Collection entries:
__________________________________________________

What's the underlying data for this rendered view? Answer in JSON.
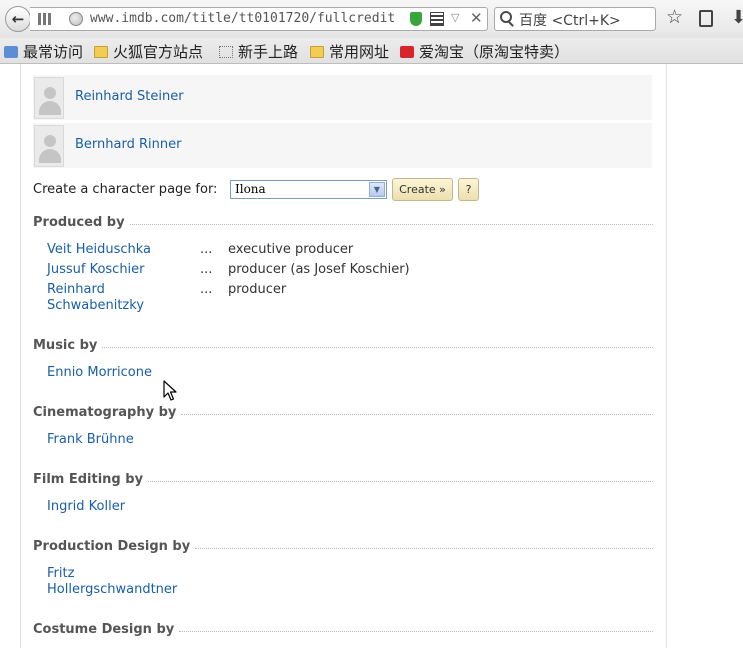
{
  "browser": {
    "url": "www.imdb.com/title/tt0101720/fullcredit",
    "search_placeholder": "百度 <Ctrl+K>",
    "bookmarks": [
      {
        "label": "最常访问",
        "icon": "bookmark-icon"
      },
      {
        "label": "火狐官方站点",
        "icon": "folder-icon"
      },
      {
        "label": "新手上路",
        "icon": "page-icon"
      },
      {
        "label": "常用网址",
        "icon": "folder-icon"
      },
      {
        "label": "爱淘宝（原淘宝特卖）",
        "icon": "taobao-icon"
      }
    ]
  },
  "cast": [
    {
      "name": "Reinhard Steiner"
    },
    {
      "name": "Bernhard Rinner"
    }
  ],
  "character_page": {
    "label": "Create a character page for:",
    "selected": "Ilona",
    "create_label": "Create »",
    "help_label": "?"
  },
  "sections": {
    "produced_by": {
      "heading": "Produced by",
      "credits": [
        {
          "name": "Veit Heiduschka",
          "dots": "...",
          "role": "executive producer"
        },
        {
          "name": "Jussuf Koschier",
          "dots": "...",
          "role": "producer (as Josef Koschier)"
        },
        {
          "name": "Reinhard Schwabenitzky",
          "dots": "...",
          "role": "producer"
        }
      ]
    },
    "music_by": {
      "heading": "Music by",
      "credits": [
        {
          "name": "Ennio Morricone"
        }
      ]
    },
    "cinematography_by": {
      "heading": "Cinematography by",
      "credits": [
        {
          "name": "Frank Brühne"
        }
      ]
    },
    "film_editing_by": {
      "heading": "Film Editing by",
      "credits": [
        {
          "name": "Ingrid Koller"
        }
      ]
    },
    "production_design_by": {
      "heading": "Production Design by",
      "credits": [
        {
          "name": "Fritz Hollergschwandtner"
        }
      ]
    },
    "costume_design_by": {
      "heading": "Costume Design by"
    }
  },
  "colors": {
    "link": "#1a5ea8",
    "heading": "#555555",
    "row_bg": "#f6f6f6"
  }
}
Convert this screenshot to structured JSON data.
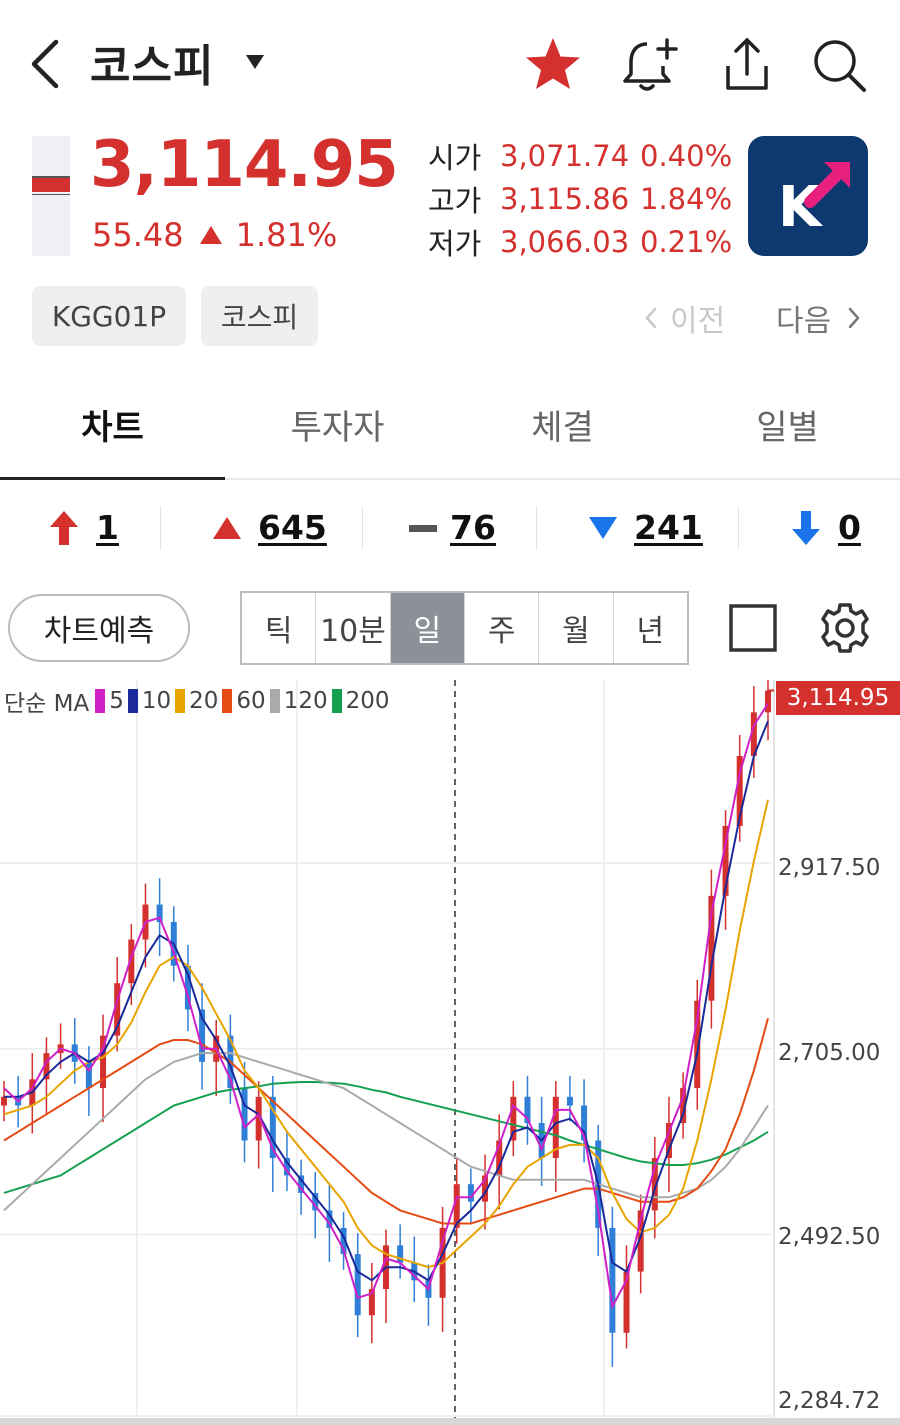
{
  "header": {
    "title": "코스피",
    "icons": [
      "back-icon",
      "star-icon",
      "bell-add-icon",
      "share-icon",
      "search-icon"
    ],
    "favorite_color": "#d4312e"
  },
  "price": {
    "current": "3,114.95",
    "change": "55.48",
    "change_pct": "1.81%",
    "direction": "up",
    "color": "#d4312e"
  },
  "ohl": [
    {
      "label": "시가",
      "value": "3,071.74",
      "pct": "0.40%"
    },
    {
      "label": "고가",
      "value": "3,115.86",
      "pct": "1.84%"
    },
    {
      "label": "저가",
      "value": "3,066.03",
      "pct": "0.21%"
    }
  ],
  "logo": {
    "letter": "K",
    "bg": "#0d3870",
    "accent": "#e6207c"
  },
  "chips": [
    "KGG01P",
    "코스피"
  ],
  "nav": {
    "prev": "이전",
    "next": "다음"
  },
  "tabs": [
    {
      "label": "차트",
      "active": true
    },
    {
      "label": "투자자",
      "active": false
    },
    {
      "label": "체결",
      "active": false
    },
    {
      "label": "일별",
      "active": false
    }
  ],
  "stats": {
    "limit_up": "1",
    "up": "645",
    "unchanged": "76",
    "down": "241",
    "limit_down": "0"
  },
  "controls": {
    "predict": "차트예측",
    "periods": [
      "틱",
      "10분",
      "일",
      "주",
      "월",
      "년"
    ],
    "active_period": "일"
  },
  "chart_data": {
    "type": "line",
    "legend_prefix": "단순 MA",
    "ma_series": [
      {
        "name": "5",
        "color": "#d020c8"
      },
      {
        "name": "10",
        "color": "#1a2a9a"
      },
      {
        "name": "20",
        "color": "#e8a400"
      },
      {
        "name": "60",
        "color": "#e54b13"
      },
      {
        "name": "120",
        "color": "#aaaaaa"
      },
      {
        "name": "200",
        "color": "#15a050"
      }
    ],
    "y_ticks": [
      "2,917.50",
      "2,705.00",
      "2,492.50",
      "2,284.72"
    ],
    "last_price": "3,114.95",
    "ylim": [
      2284.72,
      3127
    ],
    "close": [
      2650,
      2640,
      2670,
      2700,
      2710,
      2690,
      2660,
      2720,
      2780,
      2830,
      2870,
      2850,
      2800,
      2750,
      2690,
      2720,
      2660,
      2600,
      2650,
      2580,
      2560,
      2540,
      2520,
      2500,
      2470,
      2400,
      2430,
      2480,
      2460,
      2440,
      2420,
      2500,
      2550,
      2530,
      2560,
      2600,
      2650,
      2620,
      2580,
      2650,
      2640,
      2600,
      2500,
      2380,
      2450,
      2520,
      2580,
      2620,
      2660,
      2760,
      2880,
      2960,
      3040,
      3090,
      3114.95
    ],
    "ma5": [
      2660,
      2645,
      2660,
      2690,
      2705,
      2700,
      2680,
      2705,
      2760,
      2810,
      2850,
      2855,
      2815,
      2765,
      2705,
      2705,
      2670,
      2615,
      2630,
      2590,
      2565,
      2545,
      2525,
      2505,
      2475,
      2420,
      2425,
      2465,
      2460,
      2445,
      2430,
      2485,
      2535,
      2535,
      2555,
      2595,
      2640,
      2625,
      2590,
      2635,
      2635,
      2605,
      2520,
      2410,
      2440,
      2510,
      2570,
      2610,
      2650,
      2740,
      2860,
      2940,
      3020,
      3075,
      3100
    ],
    "ma10": [
      2650,
      2650,
      2655,
      2675,
      2690,
      2700,
      2690,
      2700,
      2730,
      2770,
      2810,
      2835,
      2825,
      2790,
      2740,
      2715,
      2685,
      2640,
      2630,
      2600,
      2575,
      2555,
      2535,
      2515,
      2490,
      2450,
      2440,
      2455,
      2455,
      2450,
      2440,
      2470,
      2505,
      2520,
      2540,
      2570,
      2610,
      2615,
      2600,
      2620,
      2625,
      2610,
      2550,
      2460,
      2450,
      2490,
      2545,
      2590,
      2630,
      2700,
      2800,
      2890,
      2970,
      3040,
      3080
    ],
    "ma20": [
      2630,
      2635,
      2640,
      2650,
      2665,
      2680,
      2690,
      2695,
      2710,
      2735,
      2770,
      2800,
      2810,
      2800,
      2775,
      2745,
      2715,
      2680,
      2660,
      2635,
      2610,
      2590,
      2570,
      2550,
      2530,
      2500,
      2480,
      2470,
      2465,
      2460,
      2455,
      2460,
      2475,
      2490,
      2505,
      2525,
      2550,
      2570,
      2580,
      2590,
      2595,
      2595,
      2580,
      2540,
      2510,
      2495,
      2500,
      2515,
      2545,
      2600,
      2670,
      2750,
      2840,
      2920,
      2990
    ],
    "ma60": [
      2600,
      2610,
      2620,
      2630,
      2640,
      2650,
      2660,
      2670,
      2680,
      2690,
      2700,
      2710,
      2715,
      2715,
      2710,
      2700,
      2690,
      2675,
      2660,
      2645,
      2630,
      2615,
      2600,
      2585,
      2570,
      2555,
      2540,
      2530,
      2520,
      2515,
      2510,
      2505,
      2505,
      2505,
      2510,
      2515,
      2520,
      2525,
      2530,
      2535,
      2540,
      2545,
      2545,
      2540,
      2535,
      2530,
      2530,
      2530,
      2535,
      2545,
      2565,
      2590,
      2630,
      2680,
      2740
    ],
    "ma120": [
      2520,
      2535,
      2550,
      2565,
      2580,
      2595,
      2610,
      2625,
      2640,
      2655,
      2670,
      2680,
      2690,
      2695,
      2700,
      2700,
      2700,
      2695,
      2690,
      2685,
      2680,
      2675,
      2670,
      2665,
      2660,
      2650,
      2640,
      2630,
      2620,
      2610,
      2600,
      2590,
      2580,
      2570,
      2565,
      2560,
      2555,
      2555,
      2555,
      2555,
      2555,
      2555,
      2550,
      2545,
      2540,
      2535,
      2535,
      2535,
      2540,
      2545,
      2555,
      2570,
      2590,
      2615,
      2640
    ],
    "ma200": [
      2540,
      2545,
      2550,
      2555,
      2560,
      2570,
      2580,
      2590,
      2600,
      2610,
      2620,
      2630,
      2640,
      2645,
      2650,
      2655,
      2658,
      2660,
      2662,
      2665,
      2666,
      2667,
      2667,
      2666,
      2665,
      2662,
      2658,
      2655,
      2650,
      2646,
      2642,
      2638,
      2634,
      2630,
      2626,
      2622,
      2618,
      2614,
      2610,
      2606,
      2600,
      2595,
      2590,
      2585,
      2580,
      2576,
      2574,
      2572,
      2572,
      2574,
      2578,
      2584,
      2592,
      2600,
      2610
    ]
  }
}
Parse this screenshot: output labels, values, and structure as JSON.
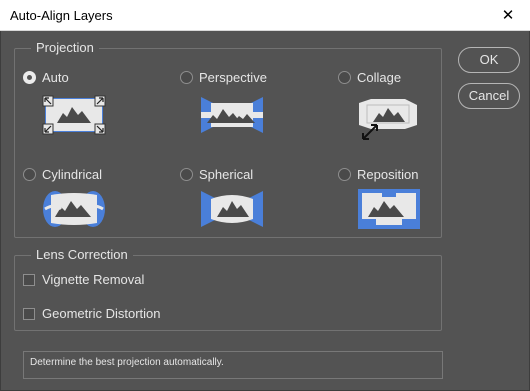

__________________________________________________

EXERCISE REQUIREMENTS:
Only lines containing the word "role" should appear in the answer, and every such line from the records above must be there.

OUTPUT OF THE EXERCISE:
          "role": "executive producer"
          "role": "producer (as Josef Koschier)"
          "role": "producer"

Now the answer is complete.